lunes, 27 de julio de 2015
MIT research analyzing faces may explain why these CEOs are successful
Researchers at MIT’s Computer Science and Artificial Intelligence Lab developed a program that predicts how memorable a face is
How memorable is your face? If you’re Mark Zuckerberg, it’s very highly memorable. If you’re Larry Page, just highly memorable.
That’s according to a tool developed by researchers from MIT’s Computer Science and Artificial Intelligence Lab (CSAIL). The tool allows you to upload a photo and its algorithm then analyzes how memorable the face in that image is. We picked at random 12 photos of CEOs and ran them through the program to find out how they compare on the memorability scale, at least by this “scientific” measure.
The faces are ranked on a scale of 0-1, so even though Larry Page ranks lowest on this list, his face is still quite memorable by MIT standards.

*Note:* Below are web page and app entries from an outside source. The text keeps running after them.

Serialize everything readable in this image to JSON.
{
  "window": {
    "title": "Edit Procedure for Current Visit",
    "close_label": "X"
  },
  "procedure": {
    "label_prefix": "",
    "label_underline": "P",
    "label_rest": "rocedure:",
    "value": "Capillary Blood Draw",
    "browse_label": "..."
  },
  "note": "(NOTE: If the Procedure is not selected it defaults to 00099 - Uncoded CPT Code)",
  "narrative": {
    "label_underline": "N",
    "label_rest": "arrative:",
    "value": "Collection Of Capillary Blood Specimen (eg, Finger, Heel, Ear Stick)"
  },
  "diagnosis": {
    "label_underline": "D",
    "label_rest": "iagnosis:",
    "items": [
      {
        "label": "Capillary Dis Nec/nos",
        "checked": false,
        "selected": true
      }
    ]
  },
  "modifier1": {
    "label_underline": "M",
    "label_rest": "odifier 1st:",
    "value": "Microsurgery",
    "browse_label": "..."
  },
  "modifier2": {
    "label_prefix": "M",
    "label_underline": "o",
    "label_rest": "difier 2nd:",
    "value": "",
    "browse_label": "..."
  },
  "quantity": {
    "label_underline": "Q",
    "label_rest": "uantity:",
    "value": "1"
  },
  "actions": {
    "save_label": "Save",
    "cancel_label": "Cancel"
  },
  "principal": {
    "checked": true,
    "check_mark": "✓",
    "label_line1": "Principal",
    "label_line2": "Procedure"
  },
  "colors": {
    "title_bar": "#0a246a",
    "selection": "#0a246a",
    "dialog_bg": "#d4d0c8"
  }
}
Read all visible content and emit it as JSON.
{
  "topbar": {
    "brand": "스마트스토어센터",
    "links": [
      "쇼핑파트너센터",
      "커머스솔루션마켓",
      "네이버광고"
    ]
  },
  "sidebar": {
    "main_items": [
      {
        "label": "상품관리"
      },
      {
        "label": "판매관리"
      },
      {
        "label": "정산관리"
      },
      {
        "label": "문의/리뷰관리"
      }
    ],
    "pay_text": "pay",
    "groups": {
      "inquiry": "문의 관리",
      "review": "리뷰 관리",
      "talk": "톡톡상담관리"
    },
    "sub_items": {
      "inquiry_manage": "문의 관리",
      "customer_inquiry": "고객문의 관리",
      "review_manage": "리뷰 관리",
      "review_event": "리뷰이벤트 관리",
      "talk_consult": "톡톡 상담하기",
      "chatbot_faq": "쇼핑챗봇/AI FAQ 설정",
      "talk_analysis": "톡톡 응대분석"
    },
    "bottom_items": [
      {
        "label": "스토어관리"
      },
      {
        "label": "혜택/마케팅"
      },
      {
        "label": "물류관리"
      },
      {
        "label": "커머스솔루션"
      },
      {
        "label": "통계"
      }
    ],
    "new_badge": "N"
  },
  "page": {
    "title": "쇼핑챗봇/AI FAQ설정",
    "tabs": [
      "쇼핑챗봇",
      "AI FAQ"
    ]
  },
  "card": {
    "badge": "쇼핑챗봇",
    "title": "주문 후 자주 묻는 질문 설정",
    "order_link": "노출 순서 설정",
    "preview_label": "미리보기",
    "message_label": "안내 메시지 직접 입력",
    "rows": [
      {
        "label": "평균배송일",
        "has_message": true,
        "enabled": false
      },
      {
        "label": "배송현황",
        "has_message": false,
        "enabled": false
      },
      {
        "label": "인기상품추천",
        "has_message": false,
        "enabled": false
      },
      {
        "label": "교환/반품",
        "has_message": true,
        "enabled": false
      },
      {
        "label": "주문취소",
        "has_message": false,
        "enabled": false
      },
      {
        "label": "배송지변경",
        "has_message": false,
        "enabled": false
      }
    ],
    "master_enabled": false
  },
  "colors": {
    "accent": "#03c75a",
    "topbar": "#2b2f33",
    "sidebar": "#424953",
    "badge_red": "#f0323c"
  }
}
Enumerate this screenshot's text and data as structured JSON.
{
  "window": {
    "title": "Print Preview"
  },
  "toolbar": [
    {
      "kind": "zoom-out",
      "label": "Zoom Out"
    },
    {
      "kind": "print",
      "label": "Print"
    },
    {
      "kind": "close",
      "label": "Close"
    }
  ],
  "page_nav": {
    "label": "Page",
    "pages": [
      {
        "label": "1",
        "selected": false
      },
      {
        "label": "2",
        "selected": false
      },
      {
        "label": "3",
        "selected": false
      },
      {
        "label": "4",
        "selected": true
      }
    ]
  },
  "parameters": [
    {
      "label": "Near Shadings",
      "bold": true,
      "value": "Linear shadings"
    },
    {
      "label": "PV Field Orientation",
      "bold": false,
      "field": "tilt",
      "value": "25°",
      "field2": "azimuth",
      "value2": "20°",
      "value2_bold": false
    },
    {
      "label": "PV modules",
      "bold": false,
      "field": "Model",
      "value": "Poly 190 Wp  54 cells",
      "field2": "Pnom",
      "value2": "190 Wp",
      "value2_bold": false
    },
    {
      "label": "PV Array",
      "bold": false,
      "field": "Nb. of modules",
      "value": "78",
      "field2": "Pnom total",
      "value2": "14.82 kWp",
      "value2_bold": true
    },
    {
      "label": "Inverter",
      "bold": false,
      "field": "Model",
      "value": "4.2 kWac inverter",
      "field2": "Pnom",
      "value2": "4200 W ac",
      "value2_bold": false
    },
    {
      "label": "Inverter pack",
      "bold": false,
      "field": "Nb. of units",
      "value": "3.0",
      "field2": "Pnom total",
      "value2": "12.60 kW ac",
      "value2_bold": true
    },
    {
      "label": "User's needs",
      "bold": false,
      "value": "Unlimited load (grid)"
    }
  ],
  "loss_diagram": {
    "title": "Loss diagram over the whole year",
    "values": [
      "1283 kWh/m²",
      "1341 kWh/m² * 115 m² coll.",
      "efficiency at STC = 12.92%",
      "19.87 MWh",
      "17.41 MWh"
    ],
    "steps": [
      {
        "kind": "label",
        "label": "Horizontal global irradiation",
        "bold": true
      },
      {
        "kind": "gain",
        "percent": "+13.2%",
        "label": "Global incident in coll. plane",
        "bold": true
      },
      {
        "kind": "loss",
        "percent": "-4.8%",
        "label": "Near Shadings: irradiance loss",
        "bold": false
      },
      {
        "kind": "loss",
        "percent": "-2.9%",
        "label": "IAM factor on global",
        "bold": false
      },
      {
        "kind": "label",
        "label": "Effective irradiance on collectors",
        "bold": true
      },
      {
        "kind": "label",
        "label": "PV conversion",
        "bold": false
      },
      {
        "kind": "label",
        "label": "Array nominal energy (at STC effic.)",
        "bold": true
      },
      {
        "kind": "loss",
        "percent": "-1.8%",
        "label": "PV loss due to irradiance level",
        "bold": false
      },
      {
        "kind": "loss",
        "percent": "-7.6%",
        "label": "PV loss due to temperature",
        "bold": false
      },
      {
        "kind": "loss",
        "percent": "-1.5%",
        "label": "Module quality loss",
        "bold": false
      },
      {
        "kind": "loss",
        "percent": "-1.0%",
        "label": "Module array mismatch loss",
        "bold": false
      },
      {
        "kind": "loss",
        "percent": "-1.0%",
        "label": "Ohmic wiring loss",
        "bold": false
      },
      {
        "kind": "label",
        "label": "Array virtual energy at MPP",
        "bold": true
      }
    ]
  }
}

For a CEO, the public face of a company, memorability can matter, since it can affect our impression of a person’s trustworthiness. Familiarity breeds likability, said principal research scientist Aude Oliva in a blog post.
“If we tag a person with familiarity, because we think this is a face we have seen before, we have a tendency to like it more, and for instance to think the person is more trustworthy,” she said.
The algorithm was created from a database of more than 2,000 images that were awarded a “memorability score” based on human volunteers’ ability to remember the pictures. The software analyzed that information to be able to detect subtle trends in features of faces that make them more or less memorable, according to MIT. Features such as changing nose width can impact faces to make them more or less distinctive.